- **DIRECTIONS FOR THIS TASK**
Each record beneath this line should be returned exactly as it is.
--- RECORDS SHOWN Enclosed Below ---
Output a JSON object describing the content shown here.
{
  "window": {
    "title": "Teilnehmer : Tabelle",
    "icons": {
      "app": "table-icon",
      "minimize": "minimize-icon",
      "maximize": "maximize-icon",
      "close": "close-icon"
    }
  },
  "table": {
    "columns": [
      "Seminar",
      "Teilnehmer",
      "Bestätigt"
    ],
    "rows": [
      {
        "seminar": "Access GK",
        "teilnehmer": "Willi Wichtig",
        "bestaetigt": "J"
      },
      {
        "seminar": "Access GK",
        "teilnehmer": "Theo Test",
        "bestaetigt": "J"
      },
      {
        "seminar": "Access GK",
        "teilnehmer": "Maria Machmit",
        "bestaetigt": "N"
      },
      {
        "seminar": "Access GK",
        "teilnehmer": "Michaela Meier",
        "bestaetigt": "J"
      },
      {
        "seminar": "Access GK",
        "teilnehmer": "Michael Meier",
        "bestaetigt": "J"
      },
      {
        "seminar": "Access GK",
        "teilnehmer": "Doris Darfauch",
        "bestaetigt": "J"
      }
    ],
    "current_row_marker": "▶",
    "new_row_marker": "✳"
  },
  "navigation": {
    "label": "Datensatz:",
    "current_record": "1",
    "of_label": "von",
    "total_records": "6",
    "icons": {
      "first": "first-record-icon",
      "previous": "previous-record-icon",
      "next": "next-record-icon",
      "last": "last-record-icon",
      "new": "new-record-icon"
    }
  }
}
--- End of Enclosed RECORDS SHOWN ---
- **TASK RESPONSE**
Output a JSON object describing the content shown here.
{
  "window": {
    "title": "Teilnehmer : Tabelle",
    "icons": {
      "app": "table-icon",
      "minimize": "minimize-icon",
      "maximize": "maximize-icon",
      "close": "close-icon"
    }
  },
  "table": {
    "columns": [
      "Seminar",
      "Teilnehmer",
      "Bestätigt"
    ],
    "rows": [
      {
        "seminar": "Access GK",
        "teilnehmer": "Willi Wichtig",
        "bestaetigt": "J"
      },
      {
        "seminar": "Access GK",
        "teilnehmer": "Theo Test",
        "bestaetigt": "J"
      },
      {
        "seminar": "Access GK",
        "teilnehmer": "Maria Machmit",
        "bestaetigt": "N"
      },
      {
        "seminar": "Access GK",
        "teilnehmer": "Michaela Meier",
        "bestaetigt": "J"
      },
      {
        "seminar": "Access GK",
        "teilnehmer": "Michael Meier",
        "bestaetigt": "J"
      },
      {
        "seminar": "Access GK",
        "teilnehmer": "Doris Darfauch",
        "bestaetigt": "J"
      }
    ],
    "current_row_marker": "▶",
    "new_row_marker": "✳"
  },
  "navigation": {
    "label": "Datensatz:",
    "current_record": "1",
    "of_label": "von",
    "total_records": "6",
    "icons": {
      "first": "first-record-icon",
      "previous": "previous-record-icon",
      "next": "next-record-icon",
      "last": "last-record-icon",
      "new": "new-record-icon"
    }
  }
}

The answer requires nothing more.